What needs to be done >>
The entries should be restated word for word.

Material to process >>
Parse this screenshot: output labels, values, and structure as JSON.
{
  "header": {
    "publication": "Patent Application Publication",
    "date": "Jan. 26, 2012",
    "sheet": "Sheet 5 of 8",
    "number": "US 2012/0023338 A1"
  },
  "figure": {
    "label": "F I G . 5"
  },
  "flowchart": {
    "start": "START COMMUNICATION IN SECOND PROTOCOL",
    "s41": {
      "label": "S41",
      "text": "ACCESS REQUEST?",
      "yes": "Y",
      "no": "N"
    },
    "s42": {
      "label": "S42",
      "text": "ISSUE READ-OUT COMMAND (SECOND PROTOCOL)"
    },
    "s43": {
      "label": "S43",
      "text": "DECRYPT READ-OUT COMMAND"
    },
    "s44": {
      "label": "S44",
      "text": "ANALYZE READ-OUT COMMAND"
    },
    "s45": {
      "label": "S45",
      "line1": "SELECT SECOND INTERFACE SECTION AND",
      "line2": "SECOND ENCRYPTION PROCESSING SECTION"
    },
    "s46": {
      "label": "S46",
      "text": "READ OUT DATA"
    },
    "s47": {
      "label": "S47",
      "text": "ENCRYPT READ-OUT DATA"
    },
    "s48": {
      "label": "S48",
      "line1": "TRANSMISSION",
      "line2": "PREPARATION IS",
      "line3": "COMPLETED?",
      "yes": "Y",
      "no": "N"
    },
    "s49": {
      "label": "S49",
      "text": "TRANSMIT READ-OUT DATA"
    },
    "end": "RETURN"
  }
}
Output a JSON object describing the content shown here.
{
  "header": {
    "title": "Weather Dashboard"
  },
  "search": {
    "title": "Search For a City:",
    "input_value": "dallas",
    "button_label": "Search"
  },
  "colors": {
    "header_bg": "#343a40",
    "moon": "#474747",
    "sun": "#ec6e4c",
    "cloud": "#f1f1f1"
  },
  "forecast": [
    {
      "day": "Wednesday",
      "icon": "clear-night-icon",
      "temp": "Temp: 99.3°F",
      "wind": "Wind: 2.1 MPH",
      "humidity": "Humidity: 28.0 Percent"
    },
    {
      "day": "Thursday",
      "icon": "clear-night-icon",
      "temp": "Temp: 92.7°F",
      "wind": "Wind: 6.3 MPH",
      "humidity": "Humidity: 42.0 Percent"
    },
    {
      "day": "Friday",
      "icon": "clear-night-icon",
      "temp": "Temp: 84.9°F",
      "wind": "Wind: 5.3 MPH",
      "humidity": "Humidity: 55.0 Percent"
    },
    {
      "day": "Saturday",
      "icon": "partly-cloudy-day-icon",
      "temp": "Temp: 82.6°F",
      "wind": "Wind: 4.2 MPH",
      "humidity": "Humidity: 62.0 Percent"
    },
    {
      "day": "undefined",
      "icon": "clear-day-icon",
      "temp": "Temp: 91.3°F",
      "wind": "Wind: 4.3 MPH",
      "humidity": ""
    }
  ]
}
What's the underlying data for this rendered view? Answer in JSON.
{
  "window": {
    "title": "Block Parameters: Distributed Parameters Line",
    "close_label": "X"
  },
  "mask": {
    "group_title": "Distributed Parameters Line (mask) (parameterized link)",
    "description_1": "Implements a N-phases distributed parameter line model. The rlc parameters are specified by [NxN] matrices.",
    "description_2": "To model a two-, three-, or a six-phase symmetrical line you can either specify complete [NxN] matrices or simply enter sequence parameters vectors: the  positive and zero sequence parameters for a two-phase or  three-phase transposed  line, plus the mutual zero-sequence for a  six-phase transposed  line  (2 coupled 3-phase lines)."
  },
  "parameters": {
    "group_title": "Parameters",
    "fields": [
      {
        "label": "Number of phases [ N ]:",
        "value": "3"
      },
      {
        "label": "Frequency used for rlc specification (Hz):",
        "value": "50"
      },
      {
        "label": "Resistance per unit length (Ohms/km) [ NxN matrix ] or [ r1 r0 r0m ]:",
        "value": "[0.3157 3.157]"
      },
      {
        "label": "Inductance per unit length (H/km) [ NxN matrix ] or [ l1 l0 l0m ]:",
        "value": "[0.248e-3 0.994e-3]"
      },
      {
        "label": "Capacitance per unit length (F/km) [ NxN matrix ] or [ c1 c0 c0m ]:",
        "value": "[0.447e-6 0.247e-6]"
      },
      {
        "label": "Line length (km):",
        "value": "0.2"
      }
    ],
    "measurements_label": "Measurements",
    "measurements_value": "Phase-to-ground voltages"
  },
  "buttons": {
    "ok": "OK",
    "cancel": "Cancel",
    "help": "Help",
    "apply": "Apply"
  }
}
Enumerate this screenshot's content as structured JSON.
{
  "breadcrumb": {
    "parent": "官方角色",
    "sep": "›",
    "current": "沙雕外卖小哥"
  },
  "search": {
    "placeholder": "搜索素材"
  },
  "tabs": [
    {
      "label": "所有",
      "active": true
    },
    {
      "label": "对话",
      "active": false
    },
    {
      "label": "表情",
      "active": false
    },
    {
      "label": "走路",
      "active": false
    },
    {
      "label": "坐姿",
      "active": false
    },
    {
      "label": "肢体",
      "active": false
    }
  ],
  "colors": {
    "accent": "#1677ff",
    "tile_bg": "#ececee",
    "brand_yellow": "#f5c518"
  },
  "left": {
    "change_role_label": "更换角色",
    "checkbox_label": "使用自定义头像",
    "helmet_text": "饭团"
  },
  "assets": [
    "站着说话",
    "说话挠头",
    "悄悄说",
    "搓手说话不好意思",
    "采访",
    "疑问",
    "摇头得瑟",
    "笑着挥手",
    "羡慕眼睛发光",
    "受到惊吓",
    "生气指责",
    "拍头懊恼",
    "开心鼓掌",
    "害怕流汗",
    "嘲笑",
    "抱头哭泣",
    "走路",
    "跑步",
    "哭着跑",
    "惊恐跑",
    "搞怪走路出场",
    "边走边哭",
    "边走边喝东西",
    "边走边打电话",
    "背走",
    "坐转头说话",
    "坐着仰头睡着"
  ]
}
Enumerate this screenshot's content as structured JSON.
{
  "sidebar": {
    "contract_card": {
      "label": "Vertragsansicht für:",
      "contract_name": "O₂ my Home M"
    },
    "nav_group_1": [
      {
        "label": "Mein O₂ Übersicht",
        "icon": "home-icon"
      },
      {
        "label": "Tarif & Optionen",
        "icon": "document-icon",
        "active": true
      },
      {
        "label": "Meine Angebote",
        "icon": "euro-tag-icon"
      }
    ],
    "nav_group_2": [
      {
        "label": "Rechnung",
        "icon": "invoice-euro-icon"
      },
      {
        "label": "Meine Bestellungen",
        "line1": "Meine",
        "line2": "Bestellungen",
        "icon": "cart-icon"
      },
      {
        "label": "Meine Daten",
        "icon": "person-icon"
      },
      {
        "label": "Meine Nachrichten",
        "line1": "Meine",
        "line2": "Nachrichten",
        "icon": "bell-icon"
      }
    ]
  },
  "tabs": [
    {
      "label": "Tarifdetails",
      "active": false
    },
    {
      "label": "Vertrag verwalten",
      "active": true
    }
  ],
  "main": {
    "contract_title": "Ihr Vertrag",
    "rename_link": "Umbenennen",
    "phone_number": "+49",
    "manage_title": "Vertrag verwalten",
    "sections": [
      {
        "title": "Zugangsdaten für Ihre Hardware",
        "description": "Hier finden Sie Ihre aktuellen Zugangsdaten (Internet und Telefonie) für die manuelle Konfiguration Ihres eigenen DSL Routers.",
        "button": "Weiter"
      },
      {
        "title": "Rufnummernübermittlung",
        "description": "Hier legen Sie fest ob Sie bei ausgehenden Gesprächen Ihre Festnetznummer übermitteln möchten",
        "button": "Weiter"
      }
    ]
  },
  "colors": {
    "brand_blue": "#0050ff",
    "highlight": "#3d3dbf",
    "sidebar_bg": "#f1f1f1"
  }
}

Solution >>
Parse this screenshot: output labels, values, and structure as JSON.
{
  "header": {
    "publication": "Patent Application Publication",
    "date": "Jan. 26, 2012",
    "sheet": "Sheet 5 of 8",
    "number": "US 2012/0023338 A1"
  },
  "figure": {
    "label": "F I G . 5"
  },
  "flowchart": {
    "start": "START COMMUNICATION IN SECOND PROTOCOL",
    "s41": {
      "label": "S41",
      "text": "ACCESS REQUEST?",
      "yes": "Y",
      "no": "N"
    },
    "s42": {
      "label": "S42",
      "text": "ISSUE READ-OUT COMMAND (SECOND PROTOCOL)"
    },
    "s43": {
      "label": "S43",
      "text": "DECRYPT READ-OUT COMMAND"
    },
    "s44": {
      "label": "S44",
      "text": "ANALYZE READ-OUT COMMAND"
    },
    "s45": {
      "label": "S45",
      "line1": "SELECT SECOND INTERFACE SECTION AND",
      "line2": "SECOND ENCRYPTION PROCESSING SECTION"
    },
    "s46": {
      "label": "S46",
      "text": "READ OUT DATA"
    },
    "s47": {
      "label": "S47",
      "text": "ENCRYPT READ-OUT DATA"
    },
    "s48": {
      "label": "S48",
      "line1": "TRANSMISSION",
      "line2": "PREPARATION IS",
      "line3": "COMPLETED?",
      "yes": "Y",
      "no": "N"
    },
    "s49": {
      "label": "S49",
      "text": "TRANSMIT READ-OUT DATA"
    },
    "end": "RETURN"
  }
}
Output a JSON object describing the content shown here.
{
  "header": {
    "title": "Weather Dashboard"
  },
  "search": {
    "title": "Search For a City:",
    "input_value": "dallas",
    "button_label": "Search"
  },
  "colors": {
    "header_bg": "#343a40",
    "moon": "#474747",
    "sun": "#ec6e4c",
    "cloud": "#f1f1f1"
  },
  "forecast": [
    {
      "day": "Wednesday",
      "icon": "clear-night-icon",
      "temp": "Temp: 99.3°F",
      "wind": "Wind: 2.1 MPH",
      "humidity": "Humidity: 28.0 Percent"
    },
    {
      "day": "Thursday",
      "icon": "clear-night-icon",
      "temp": "Temp: 92.7°F",
      "wind": "Wind: 6.3 MPH",
      "humidity": "Humidity: 42.0 Percent"
    },
    {
      "day": "Friday",
      "icon": "clear-night-icon",
      "temp": "Temp: 84.9°F",
      "wind": "Wind: 5.3 MPH",
      "humidity": "Humidity: 55.0 Percent"
    },
    {
      "day": "Saturday",
      "icon": "partly-cloudy-day-icon",
      "temp": "Temp: 82.6°F",
      "wind": "Wind: 4.2 MPH",
      "humidity": "Humidity: 62.0 Percent"
    },
    {
      "day": "undefined",
      "icon": "clear-day-icon",
      "temp": "Temp: 91.3°F",
      "wind": "Wind: 4.3 MPH",
      "humidity": ""
    }
  ]
}
What's the underlying data for this rendered view? Answer in JSON.
{
  "window": {
    "title": "Block Parameters: Distributed Parameters Line",
    "close_label": "X"
  },
  "mask": {
    "group_title": "Distributed Parameters Line (mask) (parameterized link)",
    "description_1": "Implements a N-phases distributed parameter line model. The rlc parameters are specified by [NxN] matrices.",
    "description_2": "To model a two-, three-, or a six-phase symmetrical line you can either specify complete [NxN] matrices or simply enter sequence parameters vectors: the  positive and zero sequence parameters for a two-phase or  three-phase transposed  line, plus the mutual zero-sequence for a  six-phase transposed  line  (2 coupled 3-phase lines)."
  },
  "parameters": {
    "group_title": "Parameters",
    "fields": [
      {
        "label": "Number of phases [ N ]:",
        "value": "3"
      },
      {
        "label": "Frequency used for rlc specification (Hz):",
        "value": "50"
      },
      {
        "label": "Resistance per unit length (Ohms/km) [ NxN matrix ] or [ r1 r0 r0m ]:",
        "value": "[0.3157 3.157]"
      },
      {
        "label": "Inductance per unit length (H/km) [ NxN matrix ] or [ l1 l0 l0m ]:",
        "value": "[0.248e-3 0.994e-3]"
      },
      {
        "label": "Capacitance per unit length (F/km) [ NxN matrix ] or [ c1 c0 c0m ]:",
        "value": "[0.447e-6 0.247e-6]"
      },
      {
        "label": "Line length (km):",
        "value": "0.2"
      }
    ],
    "measurements_label": "Measurements",
    "measurements_value": "Phase-to-ground voltages"
  },
  "buttons": {
    "ok": "OK",
    "cancel": "Cancel",
    "help": "Help",
    "apply": "Apply"
  }
}
Enumerate this screenshot's content as structured JSON.
{
  "breadcrumb": {
    "parent": "官方角色",
    "sep": "›",
    "current": "沙雕外卖小哥"
  },
  "search": {
    "placeholder": "搜索素材"
  },
  "tabs": [
    {
      "label": "所有",
      "active": true
    },
    {
      "label": "对话",
      "active": false
    },
    {
      "label": "表情",
      "active": false
    },
    {
      "label": "走路",
      "active": false
    },
    {
      "label": "坐姿",
      "active": false
    },
    {
      "label": "肢体",
      "active": false
    }
  ],
  "colors": {
    "accent": "#1677ff",
    "tile_bg": "#ececee",
    "brand_yellow": "#f5c518"
  },
  "left": {
    "change_role_label": "更换角色",
    "checkbox_label": "使用自定义头像",
    "helmet_text": "饭团"
  },
  "assets": [
    "站着说话",
    "说话挠头",
    "悄悄说",
    "搓手说话不好意思",
    "采访",
    "疑问",
    "摇头得瑟",
    "笑着挥手",
    "羡慕眼睛发光",
    "受到惊吓",
    "生气指责",
    "拍头懊恼",
    "开心鼓掌",
    "害怕流汗",
    "嘲笑",
    "抱头哭泣",
    "走路",
    "跑步",
    "哭着跑",
    "惊恐跑",
    "搞怪走路出场",
    "边走边哭",
    "边走边喝东西",
    "边走边打电话",
    "背走",
    "坐转头说话",
    "坐着仰头睡着"
  ]
}
Enumerate this screenshot's content as structured JSON.
{
  "sidebar": {
    "contract_card": {
      "label": "Vertragsansicht für:",
      "contract_name": "O₂ my Home M"
    },
    "nav_group_1": [
      {
        "label": "Mein O₂ Übersicht",
        "icon": "home-icon"
      },
      {
        "label": "Tarif & Optionen",
        "icon": "document-icon",
        "active": true
      },
      {
        "label": "Meine Angebote",
        "icon": "euro-tag-icon"
      }
    ],
    "nav_group_2": [
      {
        "label": "Rechnung",
        "icon": "invoice-euro-icon"
      },
      {
        "label": "Meine Bestellungen",
        "line1": "Meine",
        "line2": "Bestellungen",
        "icon": "cart-icon"
      },
      {
        "label": "Meine Daten",
        "icon": "person-icon"
      },
      {
        "label": "Meine Nachrichten",
        "line1": "Meine",
        "line2": "Nachrichten",
        "icon": "bell-icon"
      }
    ]
  },
  "tabs": [
    {
      "label": "Tarifdetails",
      "active": false
    },
    {
      "label": "Vertrag verwalten",
      "active": true
    }
  ],
  "main": {
    "contract_title": "Ihr Vertrag",
    "rename_link": "Umbenennen",
    "phone_number": "+49",
    "manage_title": "Vertrag verwalten",
    "sections": [
      {
        "title": "Zugangsdaten für Ihre Hardware",
        "description": "Hier finden Sie Ihre aktuellen Zugangsdaten (Internet und Telefonie) für die manuelle Konfiguration Ihres eigenen DSL Routers.",
        "button": "Weiter"
      },
      {
        "title": "Rufnummernübermittlung",
        "description": "Hier legen Sie fest ob Sie bei ausgehenden Gesprächen Ihre Festnetznummer übermitteln möchten",
        "button": "Weiter"
      }
    ]
  },
  "colors": {
    "brand_blue": "#0050ff",
    "highlight": "#3d3dbf",
    "sidebar_bg": "#f1f1f1"
  }
}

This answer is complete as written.